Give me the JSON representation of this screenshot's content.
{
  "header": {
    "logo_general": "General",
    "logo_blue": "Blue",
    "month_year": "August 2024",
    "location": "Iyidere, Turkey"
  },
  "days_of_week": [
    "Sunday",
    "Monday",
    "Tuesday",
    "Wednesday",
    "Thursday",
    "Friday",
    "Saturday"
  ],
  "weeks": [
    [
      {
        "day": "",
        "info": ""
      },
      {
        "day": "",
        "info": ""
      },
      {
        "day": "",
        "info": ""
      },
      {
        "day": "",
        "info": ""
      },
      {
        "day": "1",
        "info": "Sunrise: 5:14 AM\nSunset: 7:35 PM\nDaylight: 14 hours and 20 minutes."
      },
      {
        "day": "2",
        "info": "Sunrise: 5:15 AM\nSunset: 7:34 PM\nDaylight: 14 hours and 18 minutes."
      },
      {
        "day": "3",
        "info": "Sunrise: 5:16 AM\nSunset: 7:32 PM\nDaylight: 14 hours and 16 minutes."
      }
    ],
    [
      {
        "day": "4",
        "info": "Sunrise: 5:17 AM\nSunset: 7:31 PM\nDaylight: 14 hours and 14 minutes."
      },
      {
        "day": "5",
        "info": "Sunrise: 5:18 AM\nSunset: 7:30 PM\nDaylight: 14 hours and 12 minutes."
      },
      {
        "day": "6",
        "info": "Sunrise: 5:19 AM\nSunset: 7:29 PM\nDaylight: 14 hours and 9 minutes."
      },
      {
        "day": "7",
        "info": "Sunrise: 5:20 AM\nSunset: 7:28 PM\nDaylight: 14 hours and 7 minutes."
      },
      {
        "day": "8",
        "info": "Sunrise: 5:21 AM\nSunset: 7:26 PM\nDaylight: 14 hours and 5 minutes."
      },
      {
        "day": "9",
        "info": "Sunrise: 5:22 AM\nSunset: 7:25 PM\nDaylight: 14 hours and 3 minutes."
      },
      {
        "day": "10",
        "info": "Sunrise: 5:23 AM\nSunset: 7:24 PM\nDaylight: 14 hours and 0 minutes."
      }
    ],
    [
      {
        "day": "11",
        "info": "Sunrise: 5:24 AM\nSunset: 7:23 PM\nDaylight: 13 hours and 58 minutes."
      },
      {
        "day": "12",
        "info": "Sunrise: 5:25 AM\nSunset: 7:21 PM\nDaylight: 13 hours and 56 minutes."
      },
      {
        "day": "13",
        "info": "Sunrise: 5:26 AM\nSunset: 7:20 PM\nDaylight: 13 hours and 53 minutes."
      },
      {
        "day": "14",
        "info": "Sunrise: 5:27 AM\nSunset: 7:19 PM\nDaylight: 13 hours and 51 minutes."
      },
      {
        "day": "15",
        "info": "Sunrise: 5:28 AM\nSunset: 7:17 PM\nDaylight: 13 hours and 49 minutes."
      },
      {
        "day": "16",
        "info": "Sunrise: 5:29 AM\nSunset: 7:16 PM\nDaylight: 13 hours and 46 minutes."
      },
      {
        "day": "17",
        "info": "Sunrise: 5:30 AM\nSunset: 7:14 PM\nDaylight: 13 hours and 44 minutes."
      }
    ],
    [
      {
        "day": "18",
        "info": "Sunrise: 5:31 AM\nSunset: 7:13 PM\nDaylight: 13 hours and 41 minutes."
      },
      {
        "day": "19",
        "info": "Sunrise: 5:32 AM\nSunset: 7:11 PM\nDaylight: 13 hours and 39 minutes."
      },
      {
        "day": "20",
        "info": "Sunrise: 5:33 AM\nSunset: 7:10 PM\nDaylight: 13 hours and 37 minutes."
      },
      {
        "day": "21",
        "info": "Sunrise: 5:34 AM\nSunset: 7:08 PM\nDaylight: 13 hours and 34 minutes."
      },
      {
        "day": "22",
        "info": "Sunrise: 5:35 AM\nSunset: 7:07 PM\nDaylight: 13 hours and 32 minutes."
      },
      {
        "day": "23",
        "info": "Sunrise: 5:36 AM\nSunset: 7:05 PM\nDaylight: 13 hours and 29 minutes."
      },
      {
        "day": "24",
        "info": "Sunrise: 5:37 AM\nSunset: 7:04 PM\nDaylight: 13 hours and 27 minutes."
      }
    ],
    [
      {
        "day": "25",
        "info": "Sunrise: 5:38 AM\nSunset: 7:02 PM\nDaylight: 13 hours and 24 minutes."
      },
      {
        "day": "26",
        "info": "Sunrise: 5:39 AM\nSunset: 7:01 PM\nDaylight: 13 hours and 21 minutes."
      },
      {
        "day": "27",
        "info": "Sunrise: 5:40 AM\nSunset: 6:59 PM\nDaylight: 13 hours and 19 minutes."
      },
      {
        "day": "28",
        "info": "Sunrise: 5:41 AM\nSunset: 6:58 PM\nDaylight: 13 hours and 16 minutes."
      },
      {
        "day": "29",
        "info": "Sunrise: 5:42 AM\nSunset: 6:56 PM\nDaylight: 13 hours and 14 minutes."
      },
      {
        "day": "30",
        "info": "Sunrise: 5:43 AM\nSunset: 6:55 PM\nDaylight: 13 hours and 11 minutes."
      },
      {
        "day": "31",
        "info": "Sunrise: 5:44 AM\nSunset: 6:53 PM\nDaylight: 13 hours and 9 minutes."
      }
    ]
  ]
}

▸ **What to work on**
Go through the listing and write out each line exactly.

▸ **Output below**
Give me the JSON representation of this screenshot's content.
{
  "header": {
    "logo_general": "General",
    "logo_blue": "Blue",
    "month_year": "August 2024",
    "location": "Iyidere, Turkey"
  },
  "days_of_week": [
    "Sunday",
    "Monday",
    "Tuesday",
    "Wednesday",
    "Thursday",
    "Friday",
    "Saturday"
  ],
  "weeks": [
    [
      {
        "day": "",
        "info": ""
      },
      {
        "day": "",
        "info": ""
      },
      {
        "day": "",
        "info": ""
      },
      {
        "day": "",
        "info": ""
      },
      {
        "day": "1",
        "info": "Sunrise: 5:14 AM\nSunset: 7:35 PM\nDaylight: 14 hours and 20 minutes."
      },
      {
        "day": "2",
        "info": "Sunrise: 5:15 AM\nSunset: 7:34 PM\nDaylight: 14 hours and 18 minutes."
      },
      {
        "day": "3",
        "info": "Sunrise: 5:16 AM\nSunset: 7:32 PM\nDaylight: 14 hours and 16 minutes."
      }
    ],
    [
      {
        "day": "4",
        "info": "Sunrise: 5:17 AM\nSunset: 7:31 PM\nDaylight: 14 hours and 14 minutes."
      },
      {
        "day": "5",
        "info": "Sunrise: 5:18 AM\nSunset: 7:30 PM\nDaylight: 14 hours and 12 minutes."
      },
      {
        "day": "6",
        "info": "Sunrise: 5:19 AM\nSunset: 7:29 PM\nDaylight: 14 hours and 9 minutes."
      },
      {
        "day": "7",
        "info": "Sunrise: 5:20 AM\nSunset: 7:28 PM\nDaylight: 14 hours and 7 minutes."
      },
      {
        "day": "8",
        "info": "Sunrise: 5:21 AM\nSunset: 7:26 PM\nDaylight: 14 hours and 5 minutes."
      },
      {
        "day": "9",
        "info": "Sunrise: 5:22 AM\nSunset: 7:25 PM\nDaylight: 14 hours and 3 minutes."
      },
      {
        "day": "10",
        "info": "Sunrise: 5:23 AM\nSunset: 7:24 PM\nDaylight: 14 hours and 0 minutes."
      }
    ],
    [
      {
        "day": "11",
        "info": "Sunrise: 5:24 AM\nSunset: 7:23 PM\nDaylight: 13 hours and 58 minutes."
      },
      {
        "day": "12",
        "info": "Sunrise: 5:25 AM\nSunset: 7:21 PM\nDaylight: 13 hours and 56 minutes."
      },
      {
        "day": "13",
        "info": "Sunrise: 5:26 AM\nSunset: 7:20 PM\nDaylight: 13 hours and 53 minutes."
      },
      {
        "day": "14",
        "info": "Sunrise: 5:27 AM\nSunset: 7:19 PM\nDaylight: 13 hours and 51 minutes."
      },
      {
        "day": "15",
        "info": "Sunrise: 5:28 AM\nSunset: 7:17 PM\nDaylight: 13 hours and 49 minutes."
      },
      {
        "day": "16",
        "info": "Sunrise: 5:29 AM\nSunset: 7:16 PM\nDaylight: 13 hours and 46 minutes."
      },
      {
        "day": "17",
        "info": "Sunrise: 5:30 AM\nSunset: 7:14 PM\nDaylight: 13 hours and 44 minutes."
      }
    ],
    [
      {
        "day": "18",
        "info": "Sunrise: 5:31 AM\nSunset: 7:13 PM\nDaylight: 13 hours and 41 minutes."
      },
      {
        "day": "19",
        "info": "Sunrise: 5:32 AM\nSunset: 7:11 PM\nDaylight: 13 hours and 39 minutes."
      },
      {
        "day": "20",
        "info": "Sunrise: 5:33 AM\nSunset: 7:10 PM\nDaylight: 13 hours and 37 minutes."
      },
      {
        "day": "21",
        "info": "Sunrise: 5:34 AM\nSunset: 7:08 PM\nDaylight: 13 hours and 34 minutes."
      },
      {
        "day": "22",
        "info": "Sunrise: 5:35 AM\nSunset: 7:07 PM\nDaylight: 13 hours and 32 minutes."
      },
      {
        "day": "23",
        "info": "Sunrise: 5:36 AM\nSunset: 7:05 PM\nDaylight: 13 hours and 29 minutes."
      },
      {
        "day": "24",
        "info": "Sunrise: 5:37 AM\nSunset: 7:04 PM\nDaylight: 13 hours and 27 minutes."
      }
    ],
    [
      {
        "day": "25",
        "info": "Sunrise: 5:38 AM\nSunset: 7:02 PM\nDaylight: 13 hours and 24 minutes."
      },
      {
        "day": "26",
        "info": "Sunrise: 5:39 AM\nSunset: 7:01 PM\nDaylight: 13 hours and 21 minutes."
      },
      {
        "day": "27",
        "info": "Sunrise: 5:40 AM\nSunset: 6:59 PM\nDaylight: 13 hours and 19 minutes."
      },
      {
        "day": "28",
        "info": "Sunrise: 5:41 AM\nSunset: 6:58 PM\nDaylight: 13 hours and 16 minutes."
      },
      {
        "day": "29",
        "info": "Sunrise: 5:42 AM\nSunset: 6:56 PM\nDaylight: 13 hours and 14 minutes."
      },
      {
        "day": "30",
        "info": "Sunrise: 5:43 AM\nSunset: 6:55 PM\nDaylight: 13 hours and 11 minutes."
      },
      {
        "day": "31",
        "info": "Sunrise: 5:44 AM\nSunset: 6:53 PM\nDaylight: 13 hours and 9 minutes."
      }
    ]
  ]
}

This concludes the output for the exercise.